"We have an amazing team of volunteers who come on a Saturday morning and help us plant the veg and harvest and weed; everyone takes home a veg box as payment. They are a massive help. When there is a group of us jobs get done so much quicker and it’s so much more enjoyable when you’ve got people to chat to.”

The couple, who have four children, pride themselves on their no-dig gardening approach which doesn’t interfere with the micro-organisms, fungi and worms that nourish plant roots. Laurenne said: “Basically you don’t till the ground, you place a compost mulch on it.

Tomatoes are a popular buy for customers of Happy Roots Farm.

"Once we started growing our own we were in awe of how tasty and how fresh our veg and fruit were.

"People love our tomatoes. We grow a lot of cherry tomatoes in different colours, really sweet flavoursome varieties, you just can’t get tomatoes that taste like them in the supermarket.

"Our flowers are really popular as well. We also do edible flowers for salads and cakes – people who buy them know they are coming from a farm that doesn’t spray them with chemicals.”

Unusual herbs such as blackcurrant sage and berries and cream mint are also grown at Happy Roots Farm.

Crops are grown without pesticides or artificial fertilisers at Happy Roots Farm.

The business offers delivery to customers within a three-mile radius and its owners are hoping to set up collection hubs elsewhere within the next few months.

Laurenne said: "We have a little farm stand on the drive that’s mainly open at the weekend when our veg is in season. Throughout the summer, it’s filled with veg and flowers. We get people who are out walking or pop up in the car – they like to come to the farm to pick stuff up. A lot of them have kids who play with our kids and we have a little library with books next to the stall.

"Lockdown has given people a new appreciation for supporting local businesses which has been really nice. The community impact has been really successful, we’ve got more people coming on board and learning about what we do.

"We’re not organic certified but we’re on a par with supermarkets’ organic. There are some times that our veg is more expensive than Aldi but we try and keep the costs as low as we can; we’re always price-checking against supermarkets. When we set up we didn’t want it to be something that was only accessible to people with huge amounts of disposable income.”

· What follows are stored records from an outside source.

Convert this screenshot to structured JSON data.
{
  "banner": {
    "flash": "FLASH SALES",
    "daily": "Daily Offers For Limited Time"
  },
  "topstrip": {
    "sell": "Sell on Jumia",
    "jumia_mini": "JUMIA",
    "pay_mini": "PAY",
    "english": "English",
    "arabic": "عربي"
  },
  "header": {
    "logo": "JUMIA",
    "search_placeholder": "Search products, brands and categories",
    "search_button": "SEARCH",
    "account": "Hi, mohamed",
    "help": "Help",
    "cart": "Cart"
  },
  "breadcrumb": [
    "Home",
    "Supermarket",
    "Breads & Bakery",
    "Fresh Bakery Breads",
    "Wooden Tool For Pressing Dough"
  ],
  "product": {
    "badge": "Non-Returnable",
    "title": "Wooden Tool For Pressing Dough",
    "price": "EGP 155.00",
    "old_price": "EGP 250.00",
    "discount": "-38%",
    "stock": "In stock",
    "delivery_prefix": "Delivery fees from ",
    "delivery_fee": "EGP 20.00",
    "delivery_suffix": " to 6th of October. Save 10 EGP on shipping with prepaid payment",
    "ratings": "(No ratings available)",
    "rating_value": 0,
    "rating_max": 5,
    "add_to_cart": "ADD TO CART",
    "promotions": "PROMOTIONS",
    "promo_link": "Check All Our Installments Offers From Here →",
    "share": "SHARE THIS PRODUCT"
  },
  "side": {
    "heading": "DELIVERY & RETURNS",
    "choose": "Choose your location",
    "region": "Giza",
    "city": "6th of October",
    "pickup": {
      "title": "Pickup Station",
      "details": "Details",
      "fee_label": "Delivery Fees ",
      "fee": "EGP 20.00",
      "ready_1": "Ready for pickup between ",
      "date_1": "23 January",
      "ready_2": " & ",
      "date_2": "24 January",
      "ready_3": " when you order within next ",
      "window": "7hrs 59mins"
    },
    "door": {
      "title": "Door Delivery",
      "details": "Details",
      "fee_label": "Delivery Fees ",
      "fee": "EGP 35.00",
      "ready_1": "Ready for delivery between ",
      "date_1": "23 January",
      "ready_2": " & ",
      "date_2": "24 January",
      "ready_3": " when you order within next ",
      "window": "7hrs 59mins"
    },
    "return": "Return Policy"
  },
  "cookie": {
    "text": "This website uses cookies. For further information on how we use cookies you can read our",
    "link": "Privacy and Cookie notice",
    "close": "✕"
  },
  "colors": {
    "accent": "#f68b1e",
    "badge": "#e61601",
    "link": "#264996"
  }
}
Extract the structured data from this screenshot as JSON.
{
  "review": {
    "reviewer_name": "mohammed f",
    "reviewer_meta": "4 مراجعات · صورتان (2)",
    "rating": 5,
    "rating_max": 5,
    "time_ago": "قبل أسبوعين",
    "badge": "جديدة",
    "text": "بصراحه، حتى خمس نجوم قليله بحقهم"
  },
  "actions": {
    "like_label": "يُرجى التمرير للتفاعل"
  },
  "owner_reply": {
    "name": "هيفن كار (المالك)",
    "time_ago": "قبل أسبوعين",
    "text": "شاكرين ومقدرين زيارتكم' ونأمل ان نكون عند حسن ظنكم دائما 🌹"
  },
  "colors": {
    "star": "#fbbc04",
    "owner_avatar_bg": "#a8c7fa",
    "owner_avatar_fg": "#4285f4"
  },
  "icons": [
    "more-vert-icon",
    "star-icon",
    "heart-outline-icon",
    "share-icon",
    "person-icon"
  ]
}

Like all growers, the Hopkins have discovered that raising crops is dependent on the elements. Laurenne said: “You’re at the mercy of the weather, animals and insects. Last year we didn’t do very well for aubergine but the year before they were brilliant. We’re happy to roll with it and keep trying to see what works.”

The couple also sell bread, pastries, sweet treats, home and personal care products from local suppliers.

Happy Roots Farm offers a zero waste refill service on the cleaning, laundry and personal care products it sells. Laurenne said: “It’s amazing when you realise that the big bottles we refill out of have saved a few hundred single use bottles from going to landfill. It is so motivating and we want to grow that side as much as we can.”

Gaz, 34, and Lauren have subsidised the setting up of their farm through their other jobs; he works in IT and she sells secondhand clothes online.